When I was in television, I was friends with the late Gene Siskel (the film critic’s syndicated show would shoot in our Chicago CBS studio). Siskel would drop by my office to talk and get free medical advice.
Siskel was, you might say, frugal. I remember when I was in contract negotiations with CBS, my bosses couldn’t praise me enough — but the money wasn’t there. When I told Siskel about my frustration, he turned serious.
“Mike,” he said, “always remember — money is the sincerest form of flattery.”
I mention this story because primary care providers (PCPs) these days get plenty of flattery and desperate pleas for more of them — but the money just isn’t there.
To be honest, I can’t explain this basic disconnect. Everyone tells us that PCPs, the gateway to health care, are the keys to controlling costs. Everyone tells us their more rational management of senior citizens is the low-hanging fruit to reduce costs. Everyone tells us a future in which they truly unlock their knowledge equity, manage health care teams and treat the sickest patients is the future of medicine.
Yet the money still isn’t there.
The average PCP will make $217,000 this year. The average specialist $316,000, almost 50 percent more. Why is there this huge discrepancy, when new ACOs and other “value-based” health systems are desperate for PCPs who can help them lower costs?

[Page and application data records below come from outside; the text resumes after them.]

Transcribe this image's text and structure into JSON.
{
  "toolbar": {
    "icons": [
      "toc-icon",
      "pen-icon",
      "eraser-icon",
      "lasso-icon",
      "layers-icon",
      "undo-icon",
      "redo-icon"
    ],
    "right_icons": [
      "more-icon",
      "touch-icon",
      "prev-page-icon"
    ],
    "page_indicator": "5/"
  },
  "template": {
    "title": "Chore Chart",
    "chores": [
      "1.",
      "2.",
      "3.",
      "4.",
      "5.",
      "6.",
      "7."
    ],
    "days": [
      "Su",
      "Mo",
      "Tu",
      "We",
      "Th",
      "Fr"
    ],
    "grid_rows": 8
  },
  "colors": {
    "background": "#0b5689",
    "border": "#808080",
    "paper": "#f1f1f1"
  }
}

I’ve seen this desperation personally. A major national insurer hired my marketing firm to help recruit a new kind of PCP. The insurer was buying up physician networks with the intent of turning them into accountable care organizations (ACOs). The plan was to combine the insurer’s informatics and management skills with the right kind of physicians to skim excess, meet performance standards and turn a profit. The only problem was the insurer couldn’t find the kind of PCPs it was looking for; it was turning down three out of four.
The insurer was looking for risk-taking PCPs willing to imperil a bonus to meet quality metrics. They had to be able to lead a medical team including PAs, psychologists, dieticians, etc. They had to be willing to treat the sickest patients themselves. And they had to be nice people (PGs mattered).
We were asked to help the insurer find these PCPs. Our focus testing showed it wouldn’t be easy. Most PCPs valued their autonomy above all else, didn’t like managing others and hated the idea of being judged by any “quality” metrics. What’s more, they inherently distrusted working for an insurer.
So how could we find the insurer’s “next generation” of PCPs? The ones our desperate client said were the linchpins to their ACO’s success? The ones who’d lead a new PCP-centric world using EMR to control all specialty care and finally bring some rationality to health care?
We broached the idea of offering these PCPs more money. And we were quickly shot down.
We were ordered to use flattery.
So we dutifully came up with a recruiting plan that focused on “intangibles.” Our carrots to recruit these rare PCPs consisted of the chance to “be a part of a new generation of care,” “practice top tier care,” “work with academic centers” or “have a more balanced lifestyle.” In short, the usual substitutes for making more money.
I never did find out the outcome of all this. An insurer management shake-up ended our involvement.
But it all leaves me confused. What happened to the laws of supply and demand? How can these rare “next generation” PCPs be so valuable yet so relatively underpaid? I just don’t get it.
More concerning is if you don’t reward those rare PCPs who can adapt, what hope is there for this teetering specialty?
Business apparently thinks it can muscle through this enormous paradigm shift without rewarding physicians. I can only hope doctors also remember Gene Siskel’s sage advice. Money is, indeed, the sincerest form of flattery.
Michael Breen is a physician who now heads a marketing firm. He can be reached at Dr. Michael Breen Associates.
Image credit: Biography